your life now. And if I
ever hear of your speaking to her again, or offering her the slightest
indignity I'll put a bullet through you so quick you won't know what has
"T'ell yeh will!" sneered Billy Byrne. "I got your number, yeh big
stiff; an' yeh better not get gay wit me. Dey ain't no guy on board dis
man's ship dat can hand Billy Byrne dat kin' o' guff an' get away with
it--see?" and before Theriere knew what had happened a heavy fist had
caught him upon the point of the chin and lifted him clear off the deck
to drop him unconscious at Miss Harding's feet.
"Yeh see wot happens to guys dat get gay wit me?" said the mucker to the
girl, and then stooping over the prostrate form of the mate Billy Byrne
withdrew a huge revolver from Theriere's hip pocket.
"I guess I'll need dis gat in my business purty soon," he remarked.
Then he planted a vicious kick in the face of the unconscious man and
went his way to the forecastle.
"Now maybe she'll tink Billy Byrne's a coward," he thought, as he
Barbara Harding stood speechless with shock at the brutality and
ferocity of the unexpected attack upon Theriere. Never in all her life
had she dreamed that there could exist upon the face of the earth a
thing in human form so devoid of honor, and chivalry, and fair play
as the creature that she had just witnessed threatening a defenseless
woman, and kicking an unconscious man in the face; but then Barbara
Harding had never lived between Grand Avenue and Lake Street, and
Halsted and Robey, where standards of masculine bravery are strange and
When she had recovered her equanimity she hastened to the head of the
cabin companionway and called aloud for help. Instantly Skipper Simms
and First Officer Ward rushed on deck, each carrying a revolver in
readiness for the conflict with their crew that these two worthies were
Barbara pointed out the still form of Theriere, quickly explaining what
"It was the fellow Byrne who did it," she said. "He has gone into the
forecastle now, and he has a revolver that he took from Mr. Theriere
after he had fallen."
Several of the crew had now congregated about the prostrate officer.
"Here you," cried Skipper Simms to a couple of them; "you take Mr.
Theriere below to his cabin, an' throw cold water in his face. Mr. Ward,
get some brandy from my locker, an' try an' bring him to. The rest of

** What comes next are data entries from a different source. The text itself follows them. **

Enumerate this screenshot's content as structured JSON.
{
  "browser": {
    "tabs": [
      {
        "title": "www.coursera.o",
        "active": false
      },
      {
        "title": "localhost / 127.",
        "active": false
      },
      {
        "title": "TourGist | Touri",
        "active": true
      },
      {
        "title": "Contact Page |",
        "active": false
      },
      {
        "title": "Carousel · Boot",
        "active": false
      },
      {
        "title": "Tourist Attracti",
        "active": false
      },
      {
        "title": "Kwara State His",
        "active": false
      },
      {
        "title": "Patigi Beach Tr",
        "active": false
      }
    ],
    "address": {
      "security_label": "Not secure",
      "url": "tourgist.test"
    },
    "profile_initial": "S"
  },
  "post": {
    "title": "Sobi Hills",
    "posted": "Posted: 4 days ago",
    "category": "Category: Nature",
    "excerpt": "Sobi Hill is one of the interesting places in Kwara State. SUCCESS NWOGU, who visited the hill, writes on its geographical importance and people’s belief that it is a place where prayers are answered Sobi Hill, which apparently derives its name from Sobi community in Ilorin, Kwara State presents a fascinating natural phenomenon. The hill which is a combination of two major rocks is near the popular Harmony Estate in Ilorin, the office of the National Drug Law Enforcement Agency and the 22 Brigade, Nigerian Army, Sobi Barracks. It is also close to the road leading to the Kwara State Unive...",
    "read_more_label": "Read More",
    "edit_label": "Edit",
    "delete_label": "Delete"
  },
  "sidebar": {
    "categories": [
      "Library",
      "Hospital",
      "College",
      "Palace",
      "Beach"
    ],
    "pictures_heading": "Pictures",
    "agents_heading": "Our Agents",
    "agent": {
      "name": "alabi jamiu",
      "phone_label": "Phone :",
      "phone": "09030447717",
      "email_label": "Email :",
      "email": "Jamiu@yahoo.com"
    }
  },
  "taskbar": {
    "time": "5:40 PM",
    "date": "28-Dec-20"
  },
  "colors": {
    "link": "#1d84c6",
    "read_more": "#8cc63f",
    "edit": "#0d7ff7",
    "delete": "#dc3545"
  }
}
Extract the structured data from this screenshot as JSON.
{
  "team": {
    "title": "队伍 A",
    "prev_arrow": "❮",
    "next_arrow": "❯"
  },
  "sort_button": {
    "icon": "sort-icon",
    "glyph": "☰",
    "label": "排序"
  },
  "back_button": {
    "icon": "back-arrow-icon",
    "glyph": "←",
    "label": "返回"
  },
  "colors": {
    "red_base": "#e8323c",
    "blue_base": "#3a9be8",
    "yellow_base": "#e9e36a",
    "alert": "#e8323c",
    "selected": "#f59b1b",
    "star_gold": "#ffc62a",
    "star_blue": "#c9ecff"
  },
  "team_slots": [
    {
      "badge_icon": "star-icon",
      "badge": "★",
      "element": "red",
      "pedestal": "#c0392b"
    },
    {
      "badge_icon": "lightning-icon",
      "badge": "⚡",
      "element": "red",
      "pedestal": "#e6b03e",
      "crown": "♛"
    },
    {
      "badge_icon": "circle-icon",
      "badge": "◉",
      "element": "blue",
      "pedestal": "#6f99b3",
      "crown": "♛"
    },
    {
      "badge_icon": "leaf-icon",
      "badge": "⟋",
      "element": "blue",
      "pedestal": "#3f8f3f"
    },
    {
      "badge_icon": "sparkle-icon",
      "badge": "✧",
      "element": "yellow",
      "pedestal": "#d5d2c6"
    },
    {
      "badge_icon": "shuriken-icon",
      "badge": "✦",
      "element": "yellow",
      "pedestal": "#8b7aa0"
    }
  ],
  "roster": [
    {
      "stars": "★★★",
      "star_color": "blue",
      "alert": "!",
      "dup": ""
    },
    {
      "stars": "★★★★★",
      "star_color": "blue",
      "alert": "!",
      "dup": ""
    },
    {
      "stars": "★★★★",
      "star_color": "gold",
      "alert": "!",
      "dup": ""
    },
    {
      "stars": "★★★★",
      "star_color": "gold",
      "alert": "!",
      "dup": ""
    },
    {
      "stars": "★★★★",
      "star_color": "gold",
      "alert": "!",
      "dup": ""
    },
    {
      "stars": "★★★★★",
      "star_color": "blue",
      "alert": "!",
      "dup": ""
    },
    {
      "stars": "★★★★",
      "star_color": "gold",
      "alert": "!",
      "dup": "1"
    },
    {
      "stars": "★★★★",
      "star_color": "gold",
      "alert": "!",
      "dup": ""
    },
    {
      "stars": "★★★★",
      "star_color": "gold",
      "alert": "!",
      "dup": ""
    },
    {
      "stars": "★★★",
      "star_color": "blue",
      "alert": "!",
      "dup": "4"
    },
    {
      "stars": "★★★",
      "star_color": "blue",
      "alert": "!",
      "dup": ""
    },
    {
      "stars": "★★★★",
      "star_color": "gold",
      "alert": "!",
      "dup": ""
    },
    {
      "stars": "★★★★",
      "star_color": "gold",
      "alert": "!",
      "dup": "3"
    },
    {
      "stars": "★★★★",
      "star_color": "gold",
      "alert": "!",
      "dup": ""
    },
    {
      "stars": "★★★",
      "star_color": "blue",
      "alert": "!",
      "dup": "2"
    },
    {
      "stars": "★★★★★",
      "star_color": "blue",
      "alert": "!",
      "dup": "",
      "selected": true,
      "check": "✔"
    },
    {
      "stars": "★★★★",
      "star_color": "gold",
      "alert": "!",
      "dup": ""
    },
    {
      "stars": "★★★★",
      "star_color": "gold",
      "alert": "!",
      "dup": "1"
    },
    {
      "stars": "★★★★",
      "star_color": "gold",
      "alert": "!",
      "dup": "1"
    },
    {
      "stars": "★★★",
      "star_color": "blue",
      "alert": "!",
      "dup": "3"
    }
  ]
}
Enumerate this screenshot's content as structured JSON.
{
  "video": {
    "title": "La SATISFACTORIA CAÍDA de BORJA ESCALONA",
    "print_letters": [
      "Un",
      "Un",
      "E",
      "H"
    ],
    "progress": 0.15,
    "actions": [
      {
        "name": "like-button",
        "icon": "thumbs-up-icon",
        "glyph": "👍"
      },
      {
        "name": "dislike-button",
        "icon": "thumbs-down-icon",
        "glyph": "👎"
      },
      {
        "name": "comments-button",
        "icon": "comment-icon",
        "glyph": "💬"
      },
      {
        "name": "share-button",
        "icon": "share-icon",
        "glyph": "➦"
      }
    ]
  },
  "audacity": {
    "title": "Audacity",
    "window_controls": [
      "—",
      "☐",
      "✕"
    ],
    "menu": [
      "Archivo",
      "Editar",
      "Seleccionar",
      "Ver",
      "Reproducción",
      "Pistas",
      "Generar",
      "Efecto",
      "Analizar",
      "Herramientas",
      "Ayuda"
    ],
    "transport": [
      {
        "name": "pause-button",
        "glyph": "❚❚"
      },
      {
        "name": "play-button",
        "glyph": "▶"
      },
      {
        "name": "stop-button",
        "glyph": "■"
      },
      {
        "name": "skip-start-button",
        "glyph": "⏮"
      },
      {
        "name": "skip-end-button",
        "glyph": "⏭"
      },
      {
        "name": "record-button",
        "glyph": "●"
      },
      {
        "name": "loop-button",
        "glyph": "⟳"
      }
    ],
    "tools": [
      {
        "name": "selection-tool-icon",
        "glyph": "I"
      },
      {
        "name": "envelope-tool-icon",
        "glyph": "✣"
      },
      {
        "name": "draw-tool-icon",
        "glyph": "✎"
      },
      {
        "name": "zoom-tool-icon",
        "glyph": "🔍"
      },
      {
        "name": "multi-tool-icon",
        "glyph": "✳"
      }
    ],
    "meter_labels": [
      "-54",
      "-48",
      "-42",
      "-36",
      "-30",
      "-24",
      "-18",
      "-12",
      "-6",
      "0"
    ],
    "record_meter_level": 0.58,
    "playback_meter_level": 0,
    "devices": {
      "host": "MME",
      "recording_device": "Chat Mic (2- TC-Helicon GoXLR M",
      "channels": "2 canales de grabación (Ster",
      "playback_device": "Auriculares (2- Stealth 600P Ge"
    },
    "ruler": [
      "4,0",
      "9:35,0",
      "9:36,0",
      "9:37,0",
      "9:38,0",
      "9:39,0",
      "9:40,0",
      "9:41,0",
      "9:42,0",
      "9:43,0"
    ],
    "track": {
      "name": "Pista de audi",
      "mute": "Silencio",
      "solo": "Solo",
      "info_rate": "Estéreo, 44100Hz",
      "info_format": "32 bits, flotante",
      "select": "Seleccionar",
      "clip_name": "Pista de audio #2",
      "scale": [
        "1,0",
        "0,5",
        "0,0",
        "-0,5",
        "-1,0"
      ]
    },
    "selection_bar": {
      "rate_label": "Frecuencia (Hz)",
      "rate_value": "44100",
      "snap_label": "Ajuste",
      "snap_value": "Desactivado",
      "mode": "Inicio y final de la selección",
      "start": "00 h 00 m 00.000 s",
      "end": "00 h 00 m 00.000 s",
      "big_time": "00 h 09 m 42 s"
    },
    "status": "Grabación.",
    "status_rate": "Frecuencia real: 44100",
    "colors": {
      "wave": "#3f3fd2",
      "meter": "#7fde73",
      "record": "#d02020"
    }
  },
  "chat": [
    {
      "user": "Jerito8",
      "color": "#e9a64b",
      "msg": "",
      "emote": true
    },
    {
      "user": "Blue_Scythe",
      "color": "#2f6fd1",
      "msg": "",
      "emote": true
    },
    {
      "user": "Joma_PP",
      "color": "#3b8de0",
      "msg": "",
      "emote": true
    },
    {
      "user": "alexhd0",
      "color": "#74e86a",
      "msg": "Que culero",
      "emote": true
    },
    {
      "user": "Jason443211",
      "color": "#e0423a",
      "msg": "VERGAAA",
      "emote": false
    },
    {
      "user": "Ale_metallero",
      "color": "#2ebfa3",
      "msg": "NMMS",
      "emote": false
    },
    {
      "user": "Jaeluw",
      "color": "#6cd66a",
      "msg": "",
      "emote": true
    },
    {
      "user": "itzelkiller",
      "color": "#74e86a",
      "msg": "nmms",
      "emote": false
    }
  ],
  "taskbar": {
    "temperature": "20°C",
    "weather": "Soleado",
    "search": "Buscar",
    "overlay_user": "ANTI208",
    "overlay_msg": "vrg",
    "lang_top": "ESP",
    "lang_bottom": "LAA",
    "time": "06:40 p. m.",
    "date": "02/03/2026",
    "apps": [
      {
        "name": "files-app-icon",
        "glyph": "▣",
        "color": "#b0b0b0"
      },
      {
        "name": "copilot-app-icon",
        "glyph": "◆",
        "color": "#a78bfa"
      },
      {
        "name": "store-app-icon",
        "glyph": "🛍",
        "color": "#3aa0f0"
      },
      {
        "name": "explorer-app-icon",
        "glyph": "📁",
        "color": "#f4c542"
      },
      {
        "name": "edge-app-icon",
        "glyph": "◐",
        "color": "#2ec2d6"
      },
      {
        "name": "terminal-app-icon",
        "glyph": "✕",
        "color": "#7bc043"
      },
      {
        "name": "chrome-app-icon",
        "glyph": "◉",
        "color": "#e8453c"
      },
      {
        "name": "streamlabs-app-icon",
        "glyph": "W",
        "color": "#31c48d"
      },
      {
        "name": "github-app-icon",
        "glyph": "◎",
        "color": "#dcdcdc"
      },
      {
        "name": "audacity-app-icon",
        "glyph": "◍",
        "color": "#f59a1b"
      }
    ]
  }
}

Above the table a lamp hung suspended from one of the wooden beams of the ceiling.Page 12
Cleanliness, success, opulence, decency, spelled but one thing to Billy--physical weakness; and he hated physical weakness.Page 14
On board the yacht in the harbor preparations were being made to land a small party that contemplated a motor trip up the Nuuanu Valley when a small boat drew alongside, and a messenger from the hotel handed a sealed note to one of the sailors.Page 57
For a girl to do it was too hopeless even to contemplate; but she recalled Theriere's words of so short a time ago: "There's no hope, I'm afraid; but, by George, I intend to go down fighting," and with the recollection came a like resolve on her part--to go down fighting, and so she struck out against the powerful waters that swirled her hither and thither, now perilously close to the rocky sides of the entrance, and now into the mad chaos of the channel's center.Page 82
Another half-hour brought them suddenly in sight of a native village, and Billy Byrne was for dashing straight into the center of it and "cleaning it up," as he put it, but Theriere put his foot down firmly on that proposition, and finally Byrne saw that the other was right.Page 83
"Not unless we have to," replied Theriere; "he's just a boy--we'll doubtless have all the killing we want among the men before we get out of this.Page 93
Barbara Harding was horror-stricken.Page 96
"Yes, old man," he said very faintly, and then "water, please.Page 104
Dere seems to be more'n one kind o' nerve--I'm just a-learnin' of the right kind, I guess.Page 124
All was quiet.Page 150
We kept a-rambling all the time.Page 158
He never before had been in the country districts of his native land.Page 161
Beside him, a head taller, savagely strong, stood Billy Byrne, his broad shoulders squared, his great chest expanding as he inhaled.Page 184
We make it all time while we fight to liberate my poor Mexico.Page 202
" "You been in a scrap?" asked Grayson.Page 207
Then he watched him mount and ride out of the corral toward the south--which was also in the direction of the bank, to the rear of which Billy rode without effort to conceal his movements.Page 212
If I was just plain crackin' a safe on my own hook why then I'm a crook again an' I can't be that--no, not with that face of yours standin' out there so plain right in front of me, just as though you were there yourself, askin' me to remember an' be decent.Page 250
He thinks he does; but he don't.Page 269
Down the two men went, the American on top, each striving for a death-hold; but in weight and strength and skill the Piman was far outclassed by the trained fighter, a part of whose daily workouts had consisted in wrestling with proficient artists of the mat.Page 275
" "Where you goin?" asked one of the Clark brothers.